- **Task to complete**:
In the records that follow, show each line where the word "icon" is present.

(App and web page records)
.....
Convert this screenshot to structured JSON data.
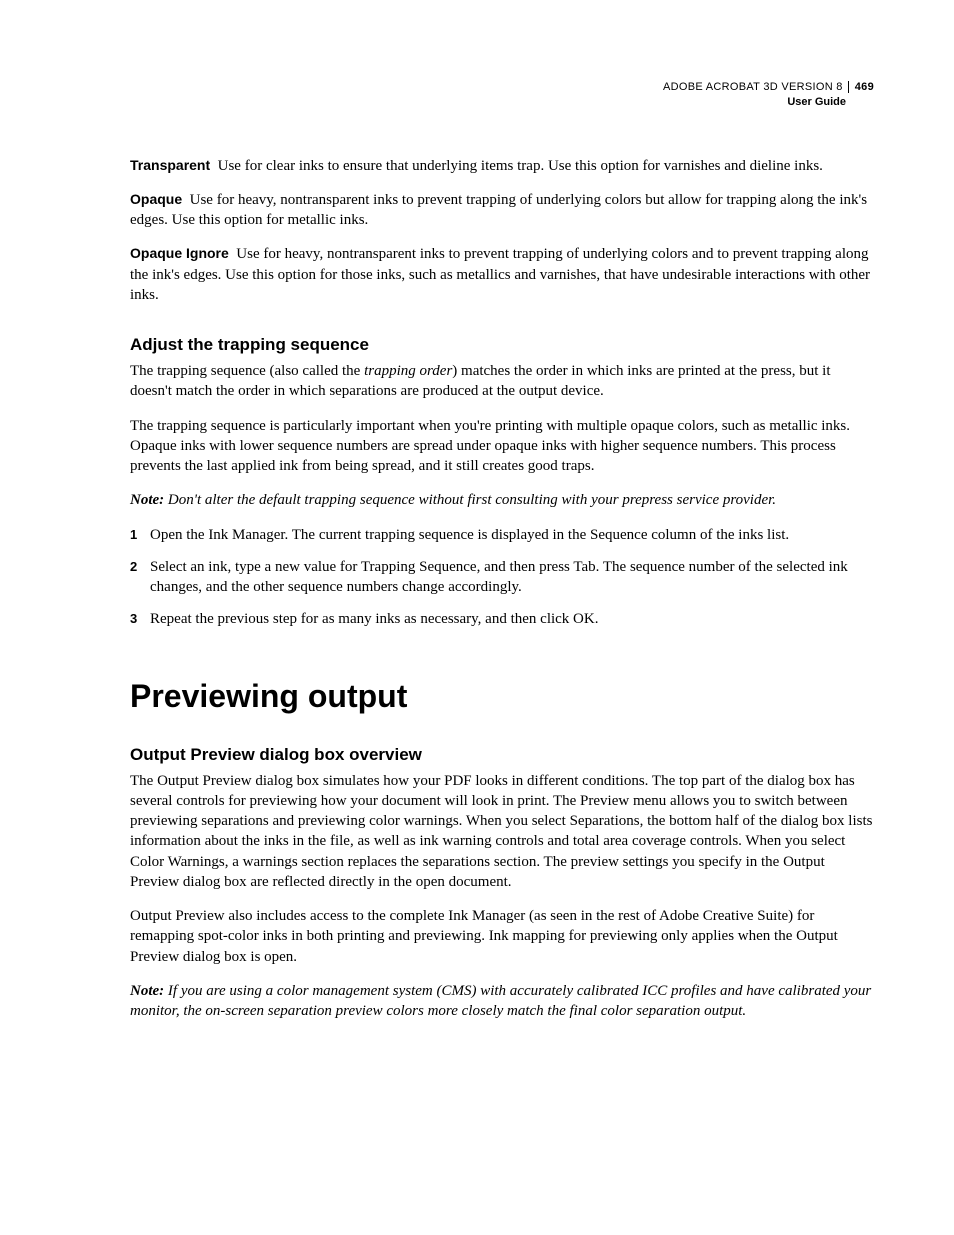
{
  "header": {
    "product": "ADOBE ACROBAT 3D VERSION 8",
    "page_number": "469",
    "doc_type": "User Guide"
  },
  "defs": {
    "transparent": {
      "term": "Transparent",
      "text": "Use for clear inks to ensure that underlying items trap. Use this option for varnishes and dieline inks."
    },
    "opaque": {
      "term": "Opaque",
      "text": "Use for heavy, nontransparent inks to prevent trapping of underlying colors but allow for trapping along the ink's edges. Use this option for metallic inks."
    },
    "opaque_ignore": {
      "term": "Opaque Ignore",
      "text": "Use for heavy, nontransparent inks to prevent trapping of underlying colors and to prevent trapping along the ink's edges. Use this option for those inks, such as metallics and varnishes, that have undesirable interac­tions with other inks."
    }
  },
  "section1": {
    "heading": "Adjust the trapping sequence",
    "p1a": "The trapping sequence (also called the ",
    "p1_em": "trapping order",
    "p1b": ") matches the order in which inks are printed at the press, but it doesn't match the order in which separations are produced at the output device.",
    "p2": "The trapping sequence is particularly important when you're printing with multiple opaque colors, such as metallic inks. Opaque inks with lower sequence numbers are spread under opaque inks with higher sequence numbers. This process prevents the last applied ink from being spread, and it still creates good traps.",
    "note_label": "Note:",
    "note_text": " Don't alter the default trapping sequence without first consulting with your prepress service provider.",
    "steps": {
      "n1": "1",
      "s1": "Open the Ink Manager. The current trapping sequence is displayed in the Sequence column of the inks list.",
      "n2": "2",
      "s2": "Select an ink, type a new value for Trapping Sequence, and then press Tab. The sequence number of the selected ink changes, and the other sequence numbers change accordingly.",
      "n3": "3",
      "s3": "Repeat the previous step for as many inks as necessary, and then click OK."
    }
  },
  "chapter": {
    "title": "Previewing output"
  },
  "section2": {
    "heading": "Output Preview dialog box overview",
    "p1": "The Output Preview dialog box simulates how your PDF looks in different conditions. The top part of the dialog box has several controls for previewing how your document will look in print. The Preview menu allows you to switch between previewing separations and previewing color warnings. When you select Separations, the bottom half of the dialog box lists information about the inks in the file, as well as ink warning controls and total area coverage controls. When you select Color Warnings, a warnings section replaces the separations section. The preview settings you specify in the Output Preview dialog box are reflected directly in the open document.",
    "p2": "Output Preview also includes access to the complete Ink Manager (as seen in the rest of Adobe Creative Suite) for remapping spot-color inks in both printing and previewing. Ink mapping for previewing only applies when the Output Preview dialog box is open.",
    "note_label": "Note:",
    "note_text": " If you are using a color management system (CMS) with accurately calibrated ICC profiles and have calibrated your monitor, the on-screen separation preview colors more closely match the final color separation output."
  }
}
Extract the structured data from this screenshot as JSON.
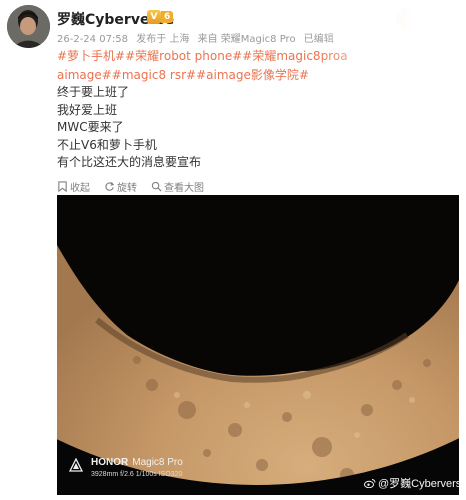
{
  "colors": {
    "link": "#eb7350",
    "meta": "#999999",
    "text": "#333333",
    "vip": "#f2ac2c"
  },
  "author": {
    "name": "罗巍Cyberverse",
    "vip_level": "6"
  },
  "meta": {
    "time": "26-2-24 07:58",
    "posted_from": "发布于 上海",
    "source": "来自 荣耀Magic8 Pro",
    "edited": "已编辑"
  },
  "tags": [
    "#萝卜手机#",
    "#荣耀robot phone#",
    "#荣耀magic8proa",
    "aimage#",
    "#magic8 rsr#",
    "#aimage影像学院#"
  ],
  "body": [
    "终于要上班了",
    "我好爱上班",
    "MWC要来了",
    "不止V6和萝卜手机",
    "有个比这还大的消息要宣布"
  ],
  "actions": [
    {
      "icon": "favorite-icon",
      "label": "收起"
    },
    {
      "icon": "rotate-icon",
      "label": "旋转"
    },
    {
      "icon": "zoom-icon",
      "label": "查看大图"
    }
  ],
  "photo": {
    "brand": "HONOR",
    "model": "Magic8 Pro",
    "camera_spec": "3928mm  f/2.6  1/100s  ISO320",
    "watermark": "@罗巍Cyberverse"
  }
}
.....
- **Response below**:
      "icon": "favorite-icon",
      "icon": "rotate-icon",
      "icon": "zoom-icon",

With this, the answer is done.